“I was born in the ’80s, so I’m not speaking from firsthand experience,” Mackenzie says. “But the fact is that Patrick kept folks who had been infected with HIV working until they decided they weren’t ready to work. The fact is that he was not going to follow suit with what a lot of other businesses were doing: at the first sign of somebody being sick, they were being dismissed, regardless of how capable they were. The fact is that Patrick was honouring his community and treating them with dignity.”
And the fact is that, to date, the Elbow Room has raised almost $100,000 in donations to A Loving Spoonful, a local charity that provides nutritious meals to people living with HIV. (If diners don’t clean their plate, they’re sure to be guilt-tripped into making a donation by the persuasive, and persistent, Savoie.)
Yes, he and Searle present a perverse and puzzling public front, but there’s a sweetness behind all the banter. “One of my favourite lines in the play,” says David Adams, who plays Searle to Allan Zinyk’s Savoie, “comes when Jackie, one of the girls, turns to Patrick and says ‘Well, do you actually like each other?’ And he says, ‘Only when no one is looking.’ ”
“They can get away with serving so much lip,” Deveau adds, “because it’s underscored by just tremendous heart and caring for the community.”
And it’s exactly that kind of heart that Mackenzie hopes will drive Elbow Room Café: The Musical. “If people leave the theatre singing and feeling like they’re a part of something bigger, that’s exciting,” he says. “I always want people to leave entertained and happy, but maybe having learned something.

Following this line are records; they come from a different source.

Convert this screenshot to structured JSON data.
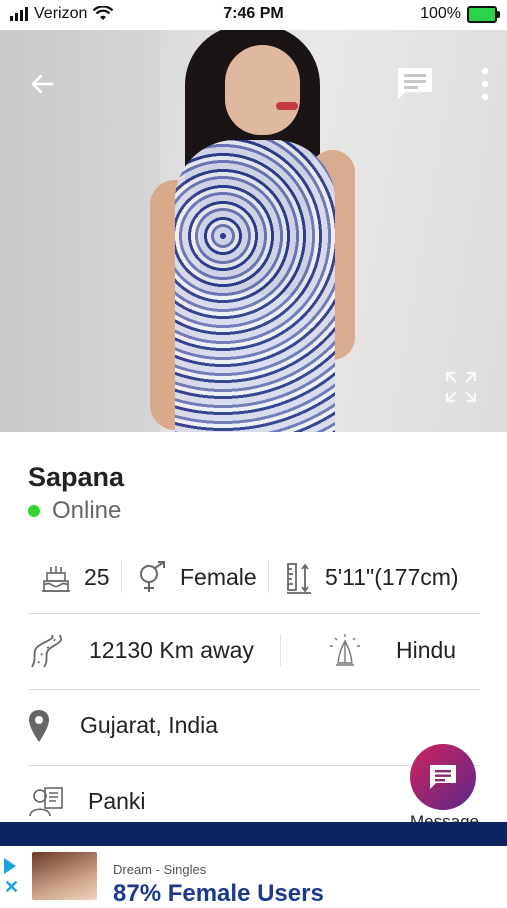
{
  "status_bar": {
    "carrier": "Verizon",
    "time": "7:46 PM",
    "battery": "100%"
  },
  "profile": {
    "name": "Sapana",
    "status": "Online",
    "age": "25",
    "gender": "Female",
    "height": "5'11\"(177cm)",
    "distance": "12130 Km away",
    "religion": "Hindu",
    "location": "Gujarat, India",
    "caste": "Panki"
  },
  "fab": {
    "label": "Message"
  },
  "ad": {
    "subtitle": "Dream - Singles",
    "title": "87% Female Users"
  },
  "icons": {
    "back": "back-arrow-icon",
    "chat": "chat-bubble-icon",
    "more": "more-vertical-icon",
    "expand": "expand-icon",
    "age": "cake-icon",
    "gender": "gender-icon",
    "height": "height-ruler-icon",
    "distance": "road-icon",
    "religion": "prayer-hands-icon",
    "location": "location-pin-icon",
    "caste": "profile-card-icon",
    "message": "message-icon"
  },
  "colors": {
    "online": "#2fd62f",
    "fab_start": "#d0225a",
    "fab_end": "#5b2a8c",
    "navy_bar": "#0c2461",
    "ad_title": "#1b3a8c"
  }
}
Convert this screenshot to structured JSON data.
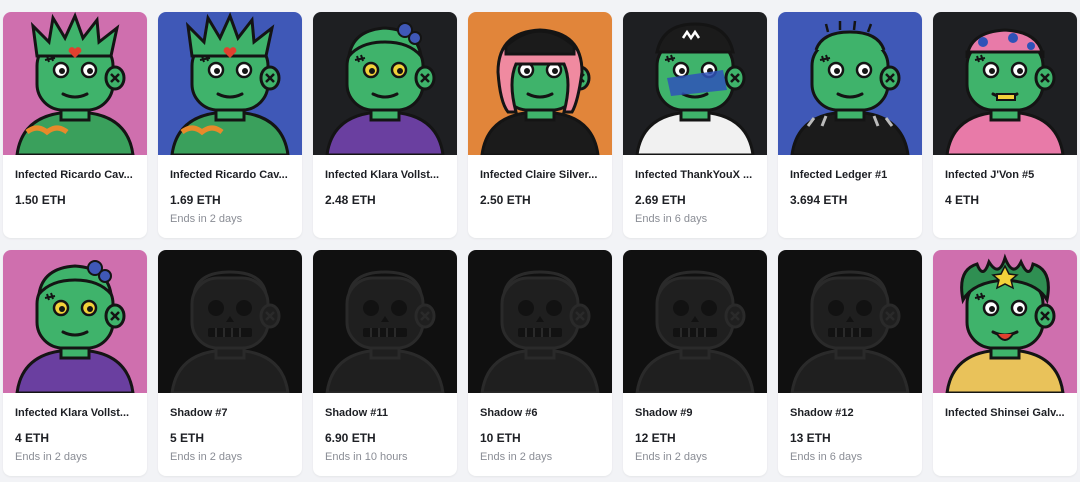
{
  "cards": [
    {
      "title": "Infected Ricardo Cav...",
      "price": "1.50 ETH",
      "ends": "",
      "bg": "#cf6fae",
      "skin": "#3fb36b",
      "kind": "spiky",
      "cloth": "#3aa05c"
    },
    {
      "title": "Infected Ricardo Cav...",
      "price": "1.69 ETH",
      "ends": "Ends in 2 days",
      "bg": "#3f58b7",
      "skin": "#3fb36b",
      "kind": "spiky",
      "cloth": "#3aa05c"
    },
    {
      "title": "Infected Klara Vollst...",
      "price": "2.48 ETH",
      "ends": "",
      "bg": "#1e1f22",
      "skin": "#3fb36b",
      "kind": "braids",
      "cloth": "#6a3fa0"
    },
    {
      "title": "Infected Claire Silver...",
      "price": "2.50 ETH",
      "ends": "",
      "bg": "#e1853a",
      "skin": "#3fb36b",
      "kind": "beanie",
      "cloth": "#1b1b1b"
    },
    {
      "title": "Infected ThankYouX ...",
      "price": "2.69 ETH",
      "ends": "Ends in 6 days",
      "bg": "#1e1f22",
      "skin": "#3fb36b",
      "kind": "cap",
      "cloth": "#f1f1f1"
    },
    {
      "title": "Infected Ledger #1",
      "price": "3.694 ETH",
      "ends": "",
      "bg": "#3f58b7",
      "skin": "#3fb36b",
      "kind": "cactus",
      "cloth": "#1b1b1b"
    },
    {
      "title": "Infected J'Von #5",
      "price": "4 ETH",
      "ends": "",
      "bg": "#1e1f22",
      "skin": "#3fb36b",
      "kind": "bandana",
      "cloth": "#e87aa8"
    },
    {
      "title": "Infected Klara Vollst...",
      "price": "4 ETH",
      "ends": "Ends in 2 days",
      "bg": "#cf6fae",
      "skin": "#3fb36b",
      "kind": "braids",
      "cloth": "#6a3fa0"
    },
    {
      "title": "Shadow #7",
      "price": "5 ETH",
      "ends": "Ends in 2 days",
      "bg": "#101010",
      "skin": "#1f1f1f",
      "kind": "shadow",
      "cloth": "#1f1f1f"
    },
    {
      "title": "Shadow #11",
      "price": "6.90 ETH",
      "ends": "Ends in 10 hours",
      "bg": "#101010",
      "skin": "#1f1f1f",
      "kind": "shadow",
      "cloth": "#1f1f1f"
    },
    {
      "title": "Shadow #6",
      "price": "10 ETH",
      "ends": "Ends in 2 days",
      "bg": "#101010",
      "skin": "#1f1f1f",
      "kind": "shadow",
      "cloth": "#1f1f1f"
    },
    {
      "title": "Shadow #9",
      "price": "12 ETH",
      "ends": "Ends in 2 days",
      "bg": "#101010",
      "skin": "#1f1f1f",
      "kind": "shadow",
      "cloth": "#1f1f1f"
    },
    {
      "title": "Shadow #12",
      "price": "13 ETH",
      "ends": "Ends in 6 days",
      "bg": "#101010",
      "skin": "#1f1f1f",
      "kind": "shadow",
      "cloth": "#1f1f1f"
    },
    {
      "title": "Infected Shinsei Galv...",
      "price": "",
      "ends": "",
      "bg": "#cf6fae",
      "skin": "#3fb36b",
      "kind": "leaves",
      "cloth": "#e9c25a"
    }
  ]
}
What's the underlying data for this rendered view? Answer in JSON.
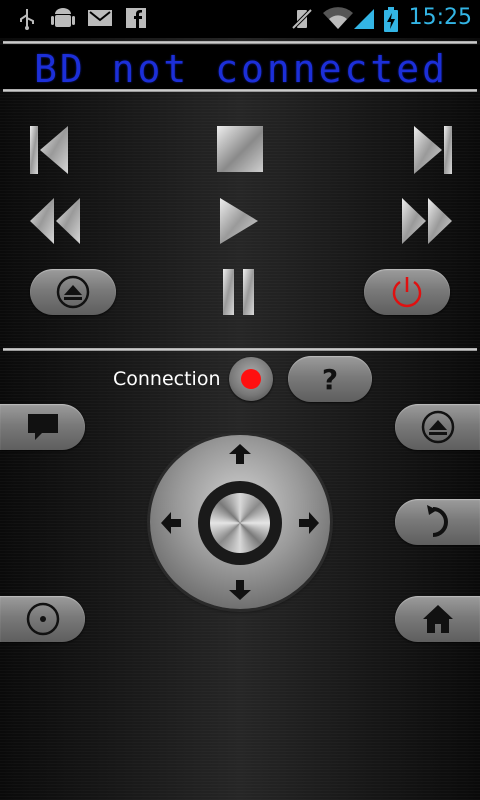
{
  "status_bar": {
    "time": "15:25",
    "left_icons": [
      "usb-icon",
      "android-debug-icon",
      "gmail-icon",
      "facebook-icon"
    ],
    "right_icons": [
      "vibrate-off-icon",
      "wifi-icon",
      "signal-icon",
      "battery-charging-icon"
    ]
  },
  "display": {
    "text": "BD not connected",
    "color": "#1c2fd8"
  },
  "transport": [
    "previous-track-icon",
    "stop-icon",
    "next-track-icon",
    "rewind-icon",
    "play-icon",
    "fast-forward-icon",
    "eject-icon",
    "pause-icon",
    "power-icon"
  ],
  "connection": {
    "label": "Connection",
    "status_color": "#ff1010",
    "help_label": "?"
  },
  "remote_buttons": [
    "subtitle-icon",
    "top-menu-icon",
    "return-icon",
    "disc-icon",
    "home-icon"
  ],
  "dpad": [
    "up-arrow-icon",
    "left-arrow-icon",
    "right-arrow-icon",
    "down-arrow-icon",
    "enter-icon"
  ],
  "colors": {
    "accent_blue": "#33b5e5",
    "power_red": "#e01010"
  }
}
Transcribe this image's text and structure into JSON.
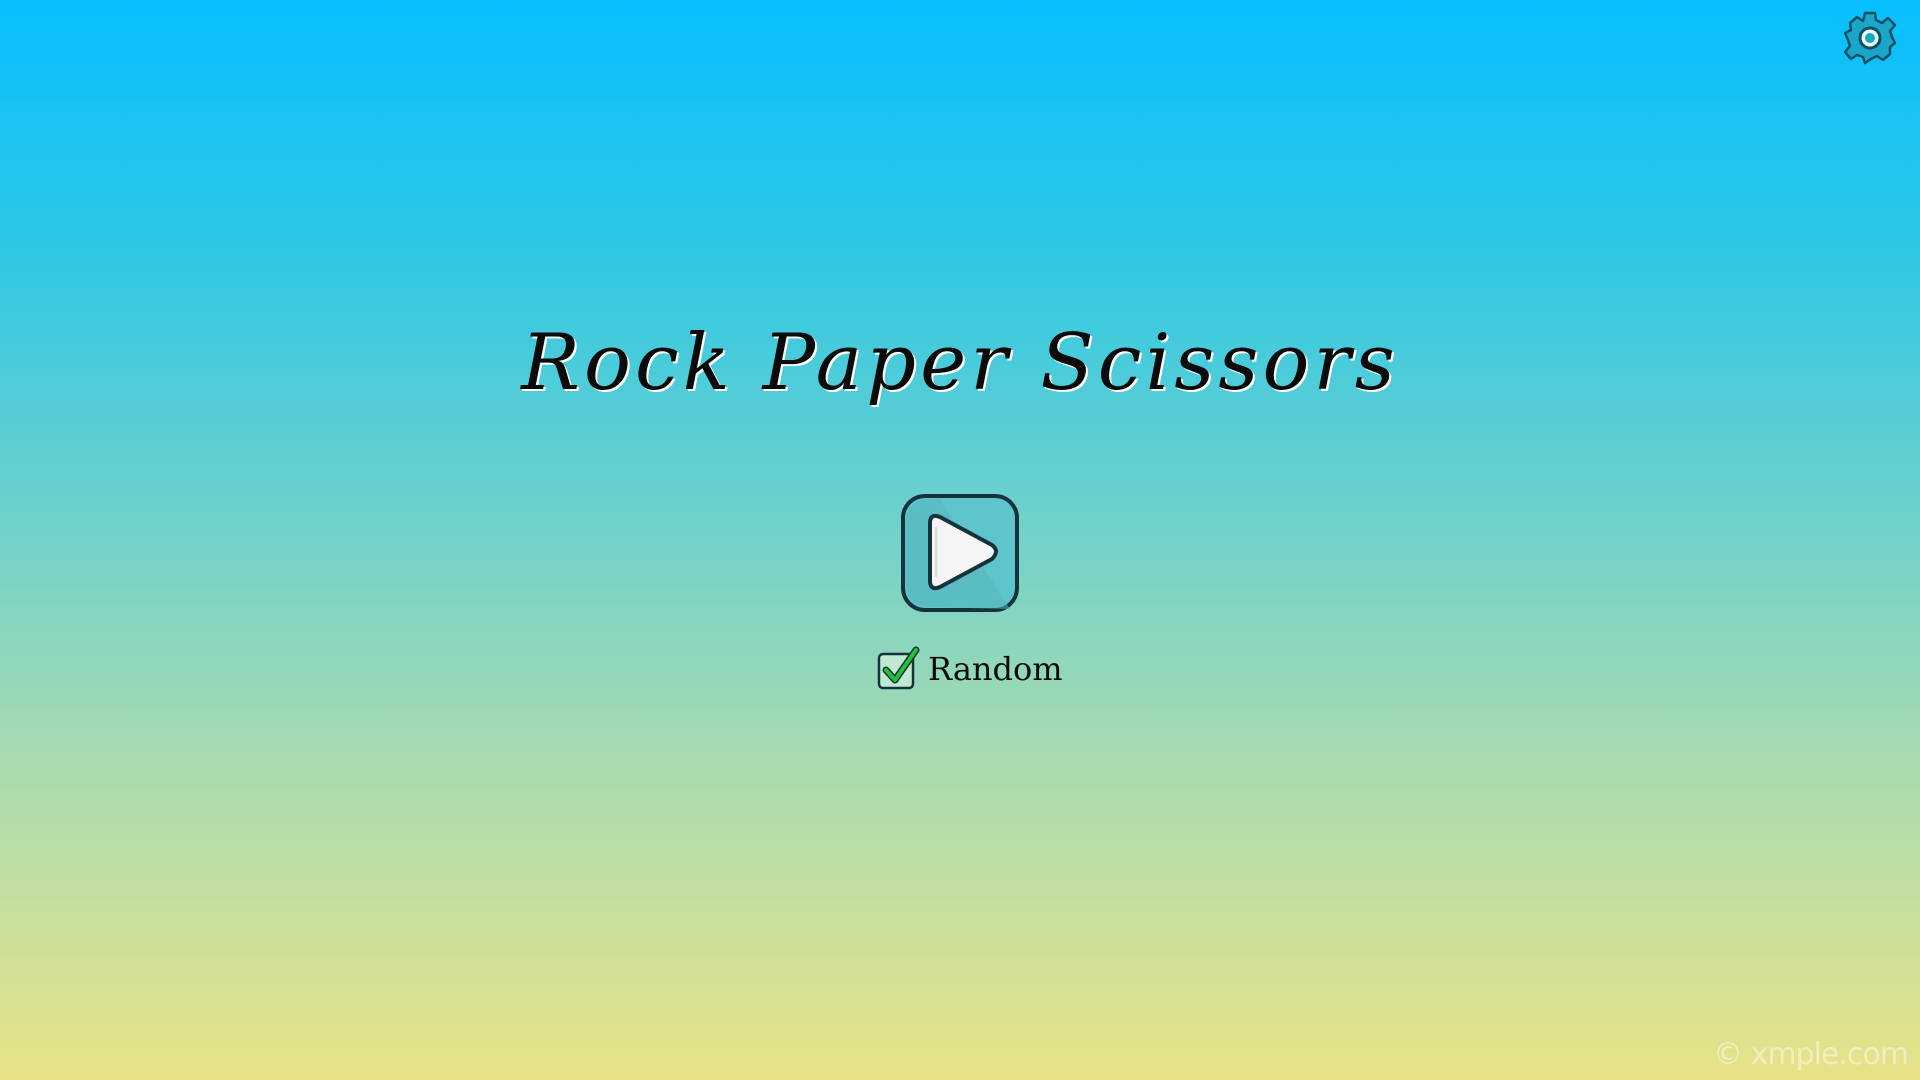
{
  "game": {
    "title": "Rock Paper Scissors"
  },
  "settings": {
    "icon": "gear-icon",
    "color": "#1aa6c8"
  },
  "play_button": {
    "icon": "play-icon",
    "color": "#5fc5cc"
  },
  "random_option": {
    "label": "Random",
    "checked": true,
    "check_color": "#22c13a"
  },
  "watermark": {
    "text": "© xmple.com"
  }
}
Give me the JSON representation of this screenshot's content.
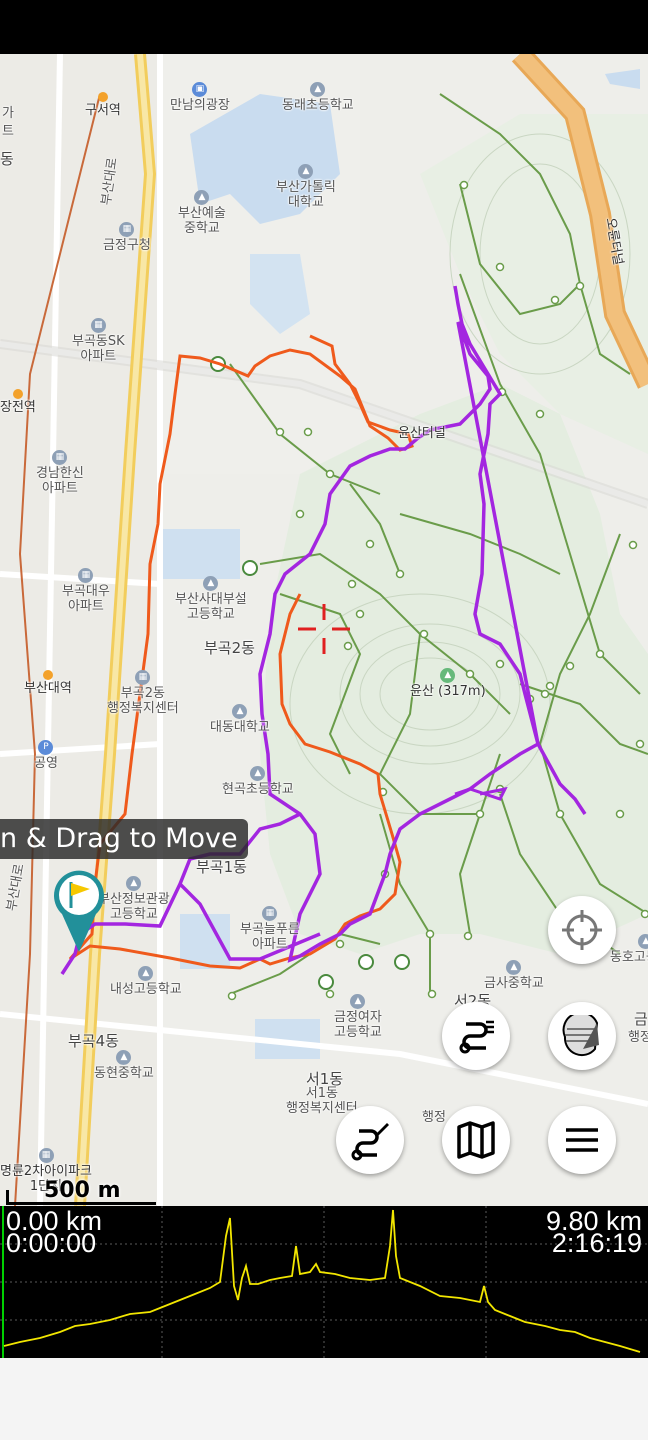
{
  "map": {
    "labels": {
      "gusuyeok": "구서역",
      "mannamui_gwangjang": "만남의광장",
      "dongnae_elem": "동래초등학교",
      "busan_catholic": "부산가톨릭",
      "busan_catholic2": "대학교",
      "busan_arts": "부산예술",
      "busan_arts2": "중학교",
      "geumjeong_gu": "금정구청",
      "bugok_sk": "부곡동SK",
      "bugok_sk2": "아파트",
      "jangjeon_station": "장전역",
      "gyeongnam_hanshin": "경남한신",
      "gyeongnam_hanshin2": "아파트",
      "bugok_daewoo": "부곡대우",
      "bugok_daewoo2": "아파트",
      "busan_univ_station": "부산대역",
      "gongyeong": "공영",
      "busan_sadae_hs": "부산사대부설",
      "busan_sadae_hs2": "고등학교",
      "bugok2dong": "부곡2동",
      "bugok2_welfare": "부곡2동",
      "bugok2_welfare2": "행정복지센터",
      "daedong_univ": "대동대학교",
      "hyeongok_elem": "현곡초등학교",
      "bugok1dong": "부곡1동",
      "busan_info_hs": "부산정보관광",
      "busan_info_hs2": "고등학교",
      "bugok_neulpureun": "부곡늘푸른",
      "bugok_neulpureun2": "아파트",
      "naeseong_hs": "내성고등학교",
      "bugok4dong": "부곡4동",
      "donghyeon_mid": "동현중학교",
      "myeongryun": "명륜2차아이파크",
      "myeongryun2": "1단지",
      "seo1dong": "서1동",
      "seo1_welfare": "서1동",
      "seo1_welfare2": "행정복지센터",
      "geumjeong_girls": "금정여자",
      "geumjeong_girls2": "고등학교",
      "geumsa_mid": "금사중학교",
      "seo2dong": "서2동",
      "yunsan_tunnel": "윤산터널",
      "yunsan_peak": "윤산 (317m)",
      "oryun_tunnel": "오륜터널",
      "dongho_hs": "동호고등학교",
      "left_edge_1": "가",
      "left_edge_2": "트",
      "left_edge_3": "동",
      "right_edge_1": "금",
      "right_edge_2": "행정",
      "haeng": "행정",
      "road_busan_ro": "부산대로",
      "road_busan_ro2": "부산대로"
    },
    "tooltip": "n & Drag to Move",
    "scale_label": "500 m"
  },
  "controls": {
    "locate_icon": "crosshair-icon",
    "layer_icon": "layers-icon",
    "route_list_icon": "route-list-icon",
    "draw_route_icon": "draw-route-icon",
    "map_icon": "map-icon",
    "menu_icon": "hamburger-menu-icon"
  },
  "elevation": {
    "start_distance": "0.00 km",
    "start_time": "0:00:00",
    "end_distance": "9.80 km",
    "end_time": "2:16:19",
    "profile_color": "#f2e600"
  },
  "colors": {
    "route_purple": "#a326e0",
    "route_orange": "#ef5a1c",
    "trail_green": "#5d8f3e",
    "road_yellow": "#f2cd5c",
    "pin_teal": "#22909a",
    "pin_flag": "#f6c800"
  }
}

“I want people to experience the differences between us and honour those differences,” he adds. “But I also want them to realize that we’re actually all human, and the differences that we think divide us are kind of inconsequential.”
The real-life Savoie would no doubt put it less politely—but regardless of their politics or sexual orientation or attitude, everyone would still get fed.
Elbow Room Café: The Musical runs at the York Theatre from next Thursday (March 2) to March 12.